Fruitas is getting ready for an IPO. Fruitas is planning to offer 533,660,000 shares with an over-allotment option of up to 68,340,000 shares, which will be priced at a maximum of P1.99 apiece. This would raise up to P1.2 billion in total for the company.
Recent news said that the IPO price has come down to P1.68 per share and planning to raise up to P1.01 billion by selling up to 602 million shares to the public.
Let us review the offer and see if we can find any value into this investment.
Fruitas is behind some of the popular brand food carts and kiosks that you can find inside the malls. The allure to the investing public, especially the normal “Juans” with this IPO is because its food. The growth rate presented in its prospectus is something to be curious about too.
The company has been expanding its store network aggressively in the past three years, growing by an average of 32 percent annually from 414 stores in 2016 to 949 this year.
In terms of its financial record, total revenues grew by an average of 72 percent per year from P310 million in 2015 to P1.6 billion in 2018.
The strong growth in revenues boosted FRUIT’s net income to grow by almost 10 times from only P13 million in 2015 to Php100 million in 2018, or an average increase of 96 percent per year.
96% per year is no laughing matter.

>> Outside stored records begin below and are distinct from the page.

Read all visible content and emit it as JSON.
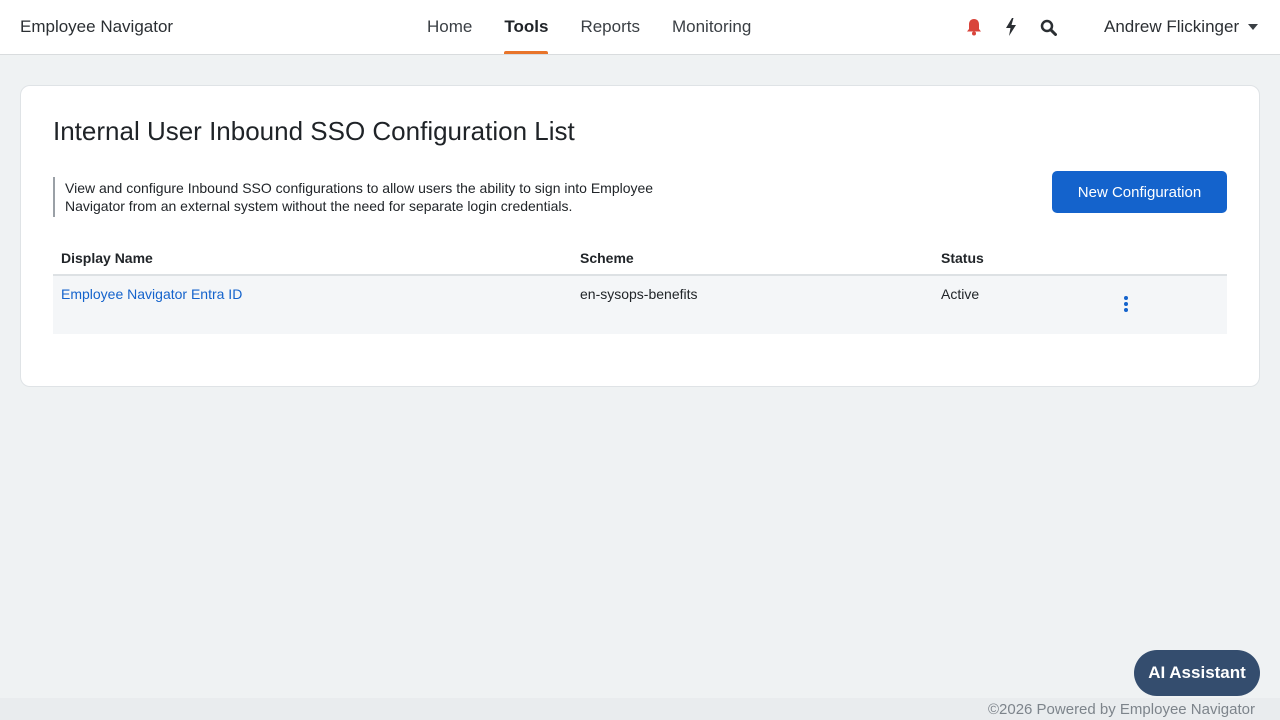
{
  "app": {
    "brand": "Employee Navigator"
  },
  "nav": {
    "links": [
      {
        "label": "Home",
        "active": false
      },
      {
        "label": "Tools",
        "active": true
      },
      {
        "label": "Reports",
        "active": false
      },
      {
        "label": "Monitoring",
        "active": false
      }
    ],
    "icons": [
      "bell-icon",
      "lightning-icon",
      "search-icon"
    ],
    "user_name": "Andrew Flickinger"
  },
  "page": {
    "title": "Internal User Inbound SSO Configuration List",
    "description": "View and configure Inbound SSO configurations to allow users the ability to sign into Employee Navigator from an external system without the need for separate login credentials.",
    "new_button": "New Configuration"
  },
  "table": {
    "headers": [
      "Display Name",
      "Scheme",
      "Status",
      ""
    ],
    "rows": [
      {
        "display_name": "Employee Navigator Entra ID",
        "scheme": "en-sysops-benefits",
        "status": "Active"
      }
    ]
  },
  "footer": {
    "ai_button": "AI Assistant",
    "copyright": "©2026 Powered by Employee Navigator"
  },
  "colors": {
    "accent": "#1463cc",
    "active_tab_underline": "#e8742a",
    "bell": "#d9443b",
    "ai_button": "#344d6e"
  }
}
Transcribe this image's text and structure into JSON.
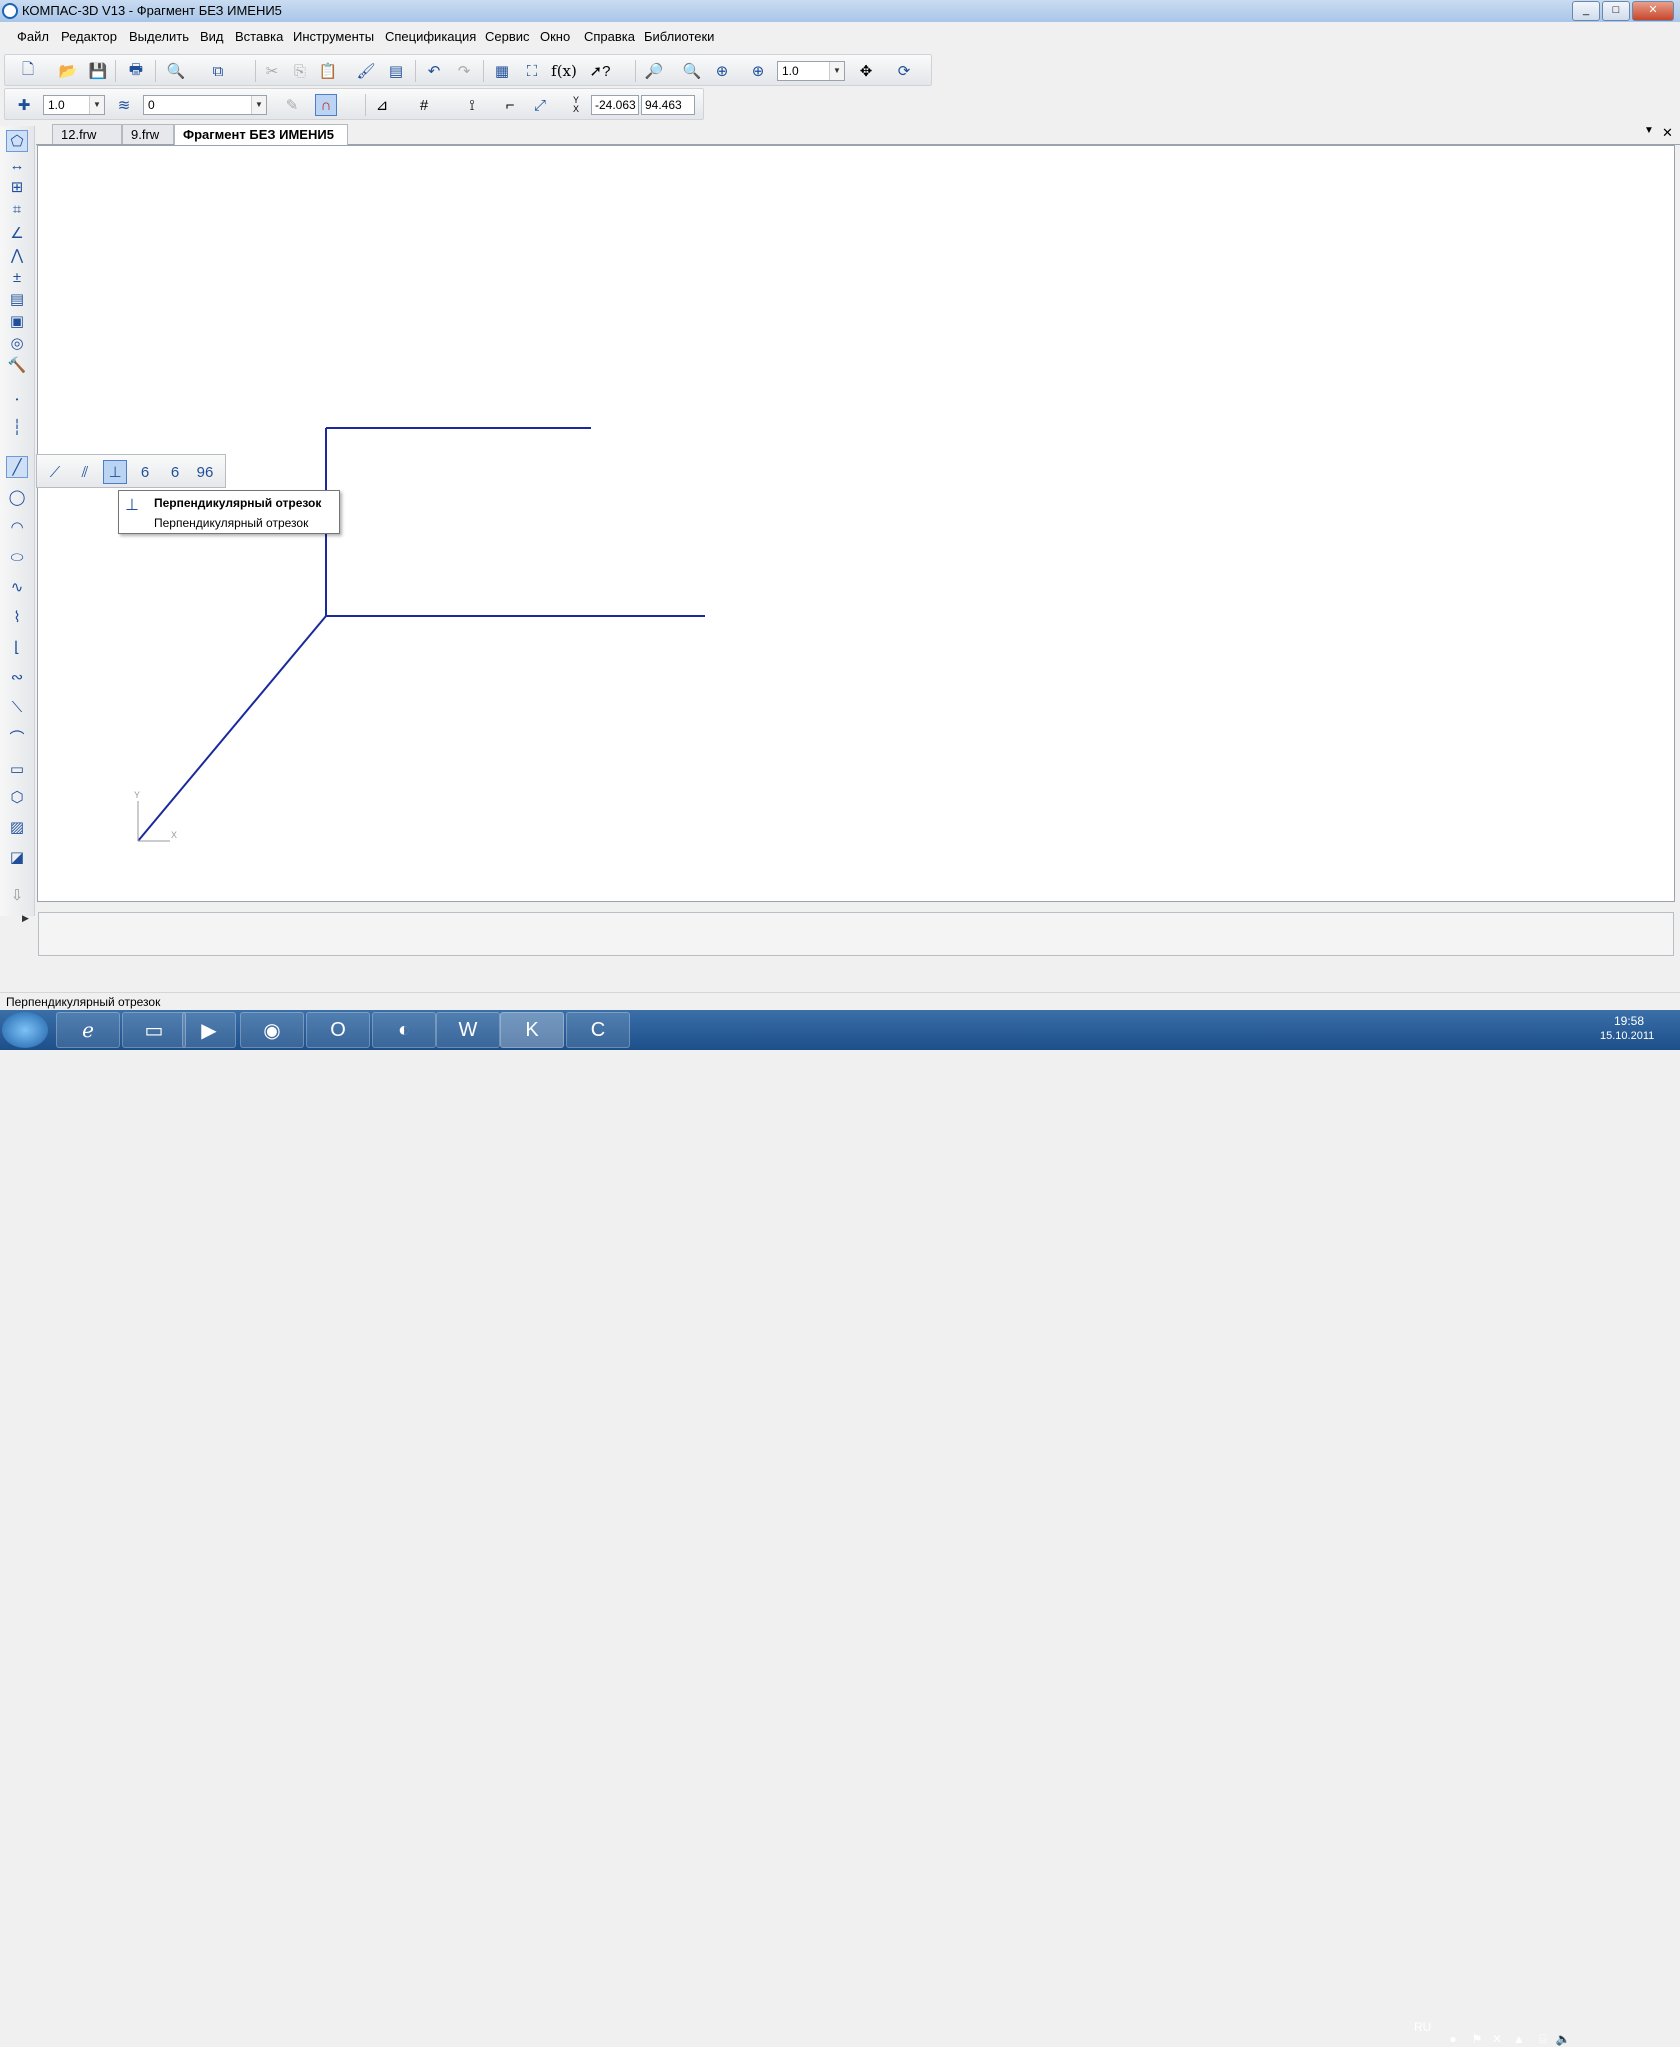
{
  "window": {
    "title": "КОМПАС-3D V13 - Фрагмент БЕЗ ИМЕНИ5",
    "min": "_",
    "max": "□",
    "close": "✕"
  },
  "menu": [
    "Файл",
    "Редактор",
    "Выделить",
    "Вид",
    "Вставка",
    "Инструменты",
    "Спецификация",
    "Сервис",
    "Окно",
    "Справка",
    "Библиотеки"
  ],
  "toolbar1": {
    "zoom_value": "1.0"
  },
  "toolbar2": {
    "step_value": "1.0",
    "layer_value": "0",
    "coord_y_label": "Y",
    "coord_x_label": "X",
    "coord_x_value": "-24.063",
    "coord_y_value": "94.463"
  },
  "tabs": {
    "items": [
      "12.frw",
      "9.frw",
      "Фрагмент БЕЗ ИМЕНИ5"
    ],
    "active_index": 2,
    "menu_arrow": "▼",
    "close": "✕"
  },
  "canvas": {
    "line_color": "#1a2a9c",
    "axis_y_label": "Y",
    "axis_x_label": "X"
  },
  "tooltip": {
    "title": "Перпендикулярный отрезок",
    "description": "Перпендикулярный отрезок"
  },
  "status": {
    "text": "Перпендикулярный отрезок"
  },
  "taskbar": {
    "language": "RU",
    "time": "19:58",
    "date": "15.10.2011"
  },
  "colors": {
    "accent": "#1f4f9a",
    "drawing": "#1a2a9c"
  }
}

This year, FRUIT reported that its net income grew by 33 percent for the first six months of the year to P51.9 million from P38.9 million from the same period last year on the back of 29.6 percent growth in total revenues of P941 million.
While most people who are currently predicting what would happen in the future for Fruitas (because of its high growth rate). I would rather stay conservative and think of some qualitative metrics before we go to the math of things.
Quality of the Business
Fruitas has no competitive advantage. Its main advantage is the branding and its connection to its customers. But branding is hard to value. How much would another food cart company have to spend to compete with Fruitas? Probably not much or about the same amount Fruitas spent. And because of that, it doesn’t have any competitive advantage.
Low barriers to entry. Food cart is a low barrier to entry business. I wouldn’t want to be in a business where anyone can start it. I know how hard it is because I did own a business in that nature. Your profit will depend on your dumbest competitor.
Having said that, even if the growth rate is 96%, by value investing principles, it means nothing. Because anytime, anyone can start a company and drive that growth to a halt. Even at its current state, Fruitas only has 6.4% profit margin, already squeezed because of tough competition.
The Numbers of Fruitas
Lets just do a simple calculation. Fruitas’ valuation based on its IPO price is P3.2 billion. They earned P100 million last year in net income. A drop from P174 million a year before. That’s a P/E of 32. Would you buy a business that is worth 32 times its annual earnings? And those earnings are dependent on just the brand of the business. Its a food cart business that has low barriers to entry that has somewhat ok brand. Would you buy it?
I guess I’ll pass.